[TASK]:
An exact repetition of all the entries that follow is required.

-- PROVIDED DATA follows --

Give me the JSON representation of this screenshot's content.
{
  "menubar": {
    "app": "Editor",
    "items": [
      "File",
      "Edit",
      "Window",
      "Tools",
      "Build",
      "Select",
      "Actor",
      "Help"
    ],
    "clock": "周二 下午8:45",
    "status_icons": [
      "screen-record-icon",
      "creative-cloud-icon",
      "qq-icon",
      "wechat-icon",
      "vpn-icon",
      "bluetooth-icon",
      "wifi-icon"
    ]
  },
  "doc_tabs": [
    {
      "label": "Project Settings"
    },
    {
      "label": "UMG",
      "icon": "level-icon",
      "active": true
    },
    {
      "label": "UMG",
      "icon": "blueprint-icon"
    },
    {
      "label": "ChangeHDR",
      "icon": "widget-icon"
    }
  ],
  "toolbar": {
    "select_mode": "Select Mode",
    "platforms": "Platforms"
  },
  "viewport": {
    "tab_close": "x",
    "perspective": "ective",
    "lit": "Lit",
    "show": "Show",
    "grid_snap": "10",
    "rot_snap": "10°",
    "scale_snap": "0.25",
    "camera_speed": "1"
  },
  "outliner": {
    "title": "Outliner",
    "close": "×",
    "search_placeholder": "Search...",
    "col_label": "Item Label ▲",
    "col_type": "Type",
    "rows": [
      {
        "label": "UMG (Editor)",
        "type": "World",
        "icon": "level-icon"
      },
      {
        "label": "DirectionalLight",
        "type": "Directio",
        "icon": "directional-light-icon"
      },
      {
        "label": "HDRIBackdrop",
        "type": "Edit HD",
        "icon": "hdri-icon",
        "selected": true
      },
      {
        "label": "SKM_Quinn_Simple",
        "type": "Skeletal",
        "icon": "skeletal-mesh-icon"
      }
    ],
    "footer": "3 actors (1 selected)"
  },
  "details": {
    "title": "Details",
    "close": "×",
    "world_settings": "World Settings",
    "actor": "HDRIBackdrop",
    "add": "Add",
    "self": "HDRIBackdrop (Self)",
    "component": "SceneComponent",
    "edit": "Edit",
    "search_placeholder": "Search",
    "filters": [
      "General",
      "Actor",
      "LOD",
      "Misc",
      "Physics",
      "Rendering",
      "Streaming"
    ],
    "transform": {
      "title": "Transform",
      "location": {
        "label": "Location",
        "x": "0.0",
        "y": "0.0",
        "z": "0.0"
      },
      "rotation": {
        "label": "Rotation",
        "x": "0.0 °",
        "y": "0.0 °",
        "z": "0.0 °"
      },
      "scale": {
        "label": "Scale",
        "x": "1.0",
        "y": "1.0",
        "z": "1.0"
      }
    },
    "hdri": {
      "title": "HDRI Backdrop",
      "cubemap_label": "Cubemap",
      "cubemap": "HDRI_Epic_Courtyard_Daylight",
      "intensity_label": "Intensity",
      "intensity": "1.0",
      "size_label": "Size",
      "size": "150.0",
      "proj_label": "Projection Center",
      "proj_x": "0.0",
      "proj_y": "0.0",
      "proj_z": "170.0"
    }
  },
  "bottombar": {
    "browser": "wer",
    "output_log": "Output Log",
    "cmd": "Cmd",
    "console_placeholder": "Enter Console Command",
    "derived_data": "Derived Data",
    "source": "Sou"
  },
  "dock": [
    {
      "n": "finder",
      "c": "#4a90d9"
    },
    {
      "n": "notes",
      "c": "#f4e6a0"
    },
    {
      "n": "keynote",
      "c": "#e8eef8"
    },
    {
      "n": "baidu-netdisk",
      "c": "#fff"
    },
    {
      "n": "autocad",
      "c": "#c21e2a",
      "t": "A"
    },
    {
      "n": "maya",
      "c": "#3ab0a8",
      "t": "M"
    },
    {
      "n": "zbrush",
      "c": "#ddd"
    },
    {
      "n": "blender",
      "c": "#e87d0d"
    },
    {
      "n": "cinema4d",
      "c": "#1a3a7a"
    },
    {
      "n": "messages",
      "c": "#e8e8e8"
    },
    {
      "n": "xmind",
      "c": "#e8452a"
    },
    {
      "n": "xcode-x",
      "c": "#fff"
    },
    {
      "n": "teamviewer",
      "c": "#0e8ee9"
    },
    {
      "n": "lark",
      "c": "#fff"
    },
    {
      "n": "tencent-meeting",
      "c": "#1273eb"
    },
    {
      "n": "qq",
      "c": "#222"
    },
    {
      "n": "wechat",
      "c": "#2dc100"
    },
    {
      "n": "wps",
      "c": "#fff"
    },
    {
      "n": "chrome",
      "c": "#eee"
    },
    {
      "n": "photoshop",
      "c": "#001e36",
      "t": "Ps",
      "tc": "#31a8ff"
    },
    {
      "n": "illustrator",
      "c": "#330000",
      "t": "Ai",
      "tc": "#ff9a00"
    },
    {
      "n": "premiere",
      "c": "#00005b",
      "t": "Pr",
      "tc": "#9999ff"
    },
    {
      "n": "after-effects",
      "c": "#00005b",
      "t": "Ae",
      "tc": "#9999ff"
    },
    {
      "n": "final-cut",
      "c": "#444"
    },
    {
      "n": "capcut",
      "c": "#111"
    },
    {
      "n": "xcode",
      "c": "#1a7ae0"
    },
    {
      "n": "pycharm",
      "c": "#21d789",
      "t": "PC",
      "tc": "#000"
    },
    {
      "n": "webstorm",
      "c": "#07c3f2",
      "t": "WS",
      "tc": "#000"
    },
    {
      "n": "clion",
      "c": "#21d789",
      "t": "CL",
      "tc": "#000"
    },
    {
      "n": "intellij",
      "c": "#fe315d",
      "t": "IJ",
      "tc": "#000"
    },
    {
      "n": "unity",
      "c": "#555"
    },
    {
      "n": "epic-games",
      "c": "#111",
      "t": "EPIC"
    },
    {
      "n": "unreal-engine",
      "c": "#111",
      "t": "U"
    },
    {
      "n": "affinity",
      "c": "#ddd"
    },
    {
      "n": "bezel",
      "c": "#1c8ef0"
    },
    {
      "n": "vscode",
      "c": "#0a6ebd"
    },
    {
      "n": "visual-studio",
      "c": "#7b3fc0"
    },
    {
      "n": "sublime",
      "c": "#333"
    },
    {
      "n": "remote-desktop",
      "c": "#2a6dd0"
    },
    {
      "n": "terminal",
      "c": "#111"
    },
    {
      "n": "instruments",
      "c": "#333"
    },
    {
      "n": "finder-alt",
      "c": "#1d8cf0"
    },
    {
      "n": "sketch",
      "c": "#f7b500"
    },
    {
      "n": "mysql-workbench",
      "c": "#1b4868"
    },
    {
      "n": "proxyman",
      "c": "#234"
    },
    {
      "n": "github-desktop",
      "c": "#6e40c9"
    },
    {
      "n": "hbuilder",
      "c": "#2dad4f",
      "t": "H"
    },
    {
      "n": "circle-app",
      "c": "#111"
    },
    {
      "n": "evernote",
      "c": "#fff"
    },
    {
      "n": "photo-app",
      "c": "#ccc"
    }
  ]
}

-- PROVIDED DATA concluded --

[RESPONSE TO THIS TASK]:
Give me the JSON representation of this screenshot's content.
{
  "menubar": {
    "app": "Editor",
    "items": [
      "File",
      "Edit",
      "Window",
      "Tools",
      "Build",
      "Select",
      "Actor",
      "Help"
    ],
    "clock": "周二 下午8:45",
    "status_icons": [
      "screen-record-icon",
      "creative-cloud-icon",
      "qq-icon",
      "wechat-icon",
      "vpn-icon",
      "bluetooth-icon",
      "wifi-icon"
    ]
  },
  "doc_tabs": [
    {
      "label": "Project Settings"
    },
    {
      "label": "UMG",
      "icon": "level-icon",
      "active": true
    },
    {
      "label": "UMG",
      "icon": "blueprint-icon"
    },
    {
      "label": "ChangeHDR",
      "icon": "widget-icon"
    }
  ],
  "toolbar": {
    "select_mode": "Select Mode",
    "platforms": "Platforms"
  },
  "viewport": {
    "tab_close": "x",
    "perspective": "ective",
    "lit": "Lit",
    "show": "Show",
    "grid_snap": "10",
    "rot_snap": "10°",
    "scale_snap": "0.25",
    "camera_speed": "1"
  },
  "outliner": {
    "title": "Outliner",
    "close": "×",
    "search_placeholder": "Search...",
    "col_label": "Item Label ▲",
    "col_type": "Type",
    "rows": [
      {
        "label": "UMG (Editor)",
        "type": "World",
        "icon": "level-icon"
      },
      {
        "label": "DirectionalLight",
        "type": "Directio",
        "icon": "directional-light-icon"
      },
      {
        "label": "HDRIBackdrop",
        "type": "Edit HD",
        "icon": "hdri-icon",
        "selected": true
      },
      {
        "label": "SKM_Quinn_Simple",
        "type": "Skeletal",
        "icon": "skeletal-mesh-icon"
      }
    ],
    "footer": "3 actors (1 selected)"
  },
  "details": {
    "title": "Details",
    "close": "×",
    "world_settings": "World Settings",
    "actor": "HDRIBackdrop",
    "add": "Add",
    "self": "HDRIBackdrop (Self)",
    "component": "SceneComponent",
    "edit": "Edit",
    "search_placeholder": "Search",
    "filters": [
      "General",
      "Actor",
      "LOD",
      "Misc",
      "Physics",
      "Rendering",
      "Streaming"
    ],
    "transform": {
      "title": "Transform",
      "location": {
        "label": "Location",
        "x": "0.0",
        "y": "0.0",
        "z": "0.0"
      },
      "rotation": {
        "label": "Rotation",
        "x": "0.0 °",
        "y": "0.0 °",
        "z": "0.0 °"
      },
      "scale": {
        "label": "Scale",
        "x": "1.0",
        "y": "1.0",
        "z": "1.0"
      }
    },
    "hdri": {
      "title": "HDRI Backdrop",
      "cubemap_label": "Cubemap",
      "cubemap": "HDRI_Epic_Courtyard_Daylight",
      "intensity_label": "Intensity",
      "intensity": "1.0",
      "size_label": "Size",
      "size": "150.0",
      "proj_label": "Projection Center",
      "proj_x": "0.0",
      "proj_y": "0.0",
      "proj_z": "170.0"
    }
  },
  "bottombar": {
    "browser": "wer",
    "output_log": "Output Log",
    "cmd": "Cmd",
    "console_placeholder": "Enter Console Command",
    "derived_data": "Derived Data",
    "source": "Sou"
  },
  "dock": [
    {
      "n": "finder",
      "c": "#4a90d9"
    },
    {
      "n": "notes",
      "c": "#f4e6a0"
    },
    {
      "n": "keynote",
      "c": "#e8eef8"
    },
    {
      "n": "baidu-netdisk",
      "c": "#fff"
    },
    {
      "n": "autocad",
      "c": "#c21e2a",
      "t": "A"
    },
    {
      "n": "maya",
      "c": "#3ab0a8",
      "t": "M"
    },
    {
      "n": "zbrush",
      "c": "#ddd"
    },
    {
      "n": "blender",
      "c": "#e87d0d"
    },
    {
      "n": "cinema4d",
      "c": "#1a3a7a"
    },
    {
      "n": "messages",
      "c": "#e8e8e8"
    },
    {
      "n": "xmind",
      "c": "#e8452a"
    },
    {
      "n": "xcode-x",
      "c": "#fff"
    },
    {
      "n": "teamviewer",
      "c": "#0e8ee9"
    },
    {
      "n": "lark",
      "c": "#fff"
    },
    {
      "n": "tencent-meeting",
      "c": "#1273eb"
    },
    {
      "n": "qq",
      "c": "#222"
    },
    {
      "n": "wechat",
      "c": "#2dc100"
    },
    {
      "n": "wps",
      "c": "#fff"
    },
    {
      "n": "chrome",
      "c": "#eee"
    },
    {
      "n": "photoshop",
      "c": "#001e36",
      "t": "Ps",
      "tc": "#31a8ff"
    },
    {
      "n": "illustrator",
      "c": "#330000",
      "t": "Ai",
      "tc": "#ff9a00"
    },
    {
      "n": "premiere",
      "c": "#00005b",
      "t": "Pr",
      "tc": "#9999ff"
    },
    {
      "n": "after-effects",
      "c": "#00005b",
      "t": "Ae",
      "tc": "#9999ff"
    },
    {
      "n": "final-cut",
      "c": "#444"
    },
    {
      "n": "capcut",
      "c": "#111"
    },
    {
      "n": "xcode",
      "c": "#1a7ae0"
    },
    {
      "n": "pycharm",
      "c": "#21d789",
      "t": "PC",
      "tc": "#000"
    },
    {
      "n": "webstorm",
      "c": "#07c3f2",
      "t": "WS",
      "tc": "#000"
    },
    {
      "n": "clion",
      "c": "#21d789",
      "t": "CL",
      "tc": "#000"
    },
    {
      "n": "intellij",
      "c": "#fe315d",
      "t": "IJ",
      "tc": "#000"
    },
    {
      "n": "unity",
      "c": "#555"
    },
    {
      "n": "epic-games",
      "c": "#111",
      "t": "EPIC"
    },
    {
      "n": "unreal-engine",
      "c": "#111",
      "t": "U"
    },
    {
      "n": "affinity",
      "c": "#ddd"
    },
    {
      "n": "bezel",
      "c": "#1c8ef0"
    },
    {
      "n": "vscode",
      "c": "#0a6ebd"
    },
    {
      "n": "visual-studio",
      "c": "#7b3fc0"
    },
    {
      "n": "sublime",
      "c": "#333"
    },
    {
      "n": "remote-desktop",
      "c": "#2a6dd0"
    },
    {
      "n": "terminal",
      "c": "#111"
    },
    {
      "n": "instruments",
      "c": "#333"
    },
    {
      "n": "finder-alt",
      "c": "#1d8cf0"
    },
    {
      "n": "sketch",
      "c": "#f7b500"
    },
    {
      "n": "mysql-workbench",
      "c": "#1b4868"
    },
    {
      "n": "proxyman",
      "c": "#234"
    },
    {
      "n": "github-desktop",
      "c": "#6e40c9"
    },
    {
      "n": "hbuilder",
      "c": "#2dad4f",
      "t": "H"
    },
    {
      "n": "circle-app",
      "c": "#111"
    },
    {
      "n": "evernote",
      "c": "#fff"
    },
    {
      "n": "photo-app",
      "c": "#ccc"
    }
  ]
}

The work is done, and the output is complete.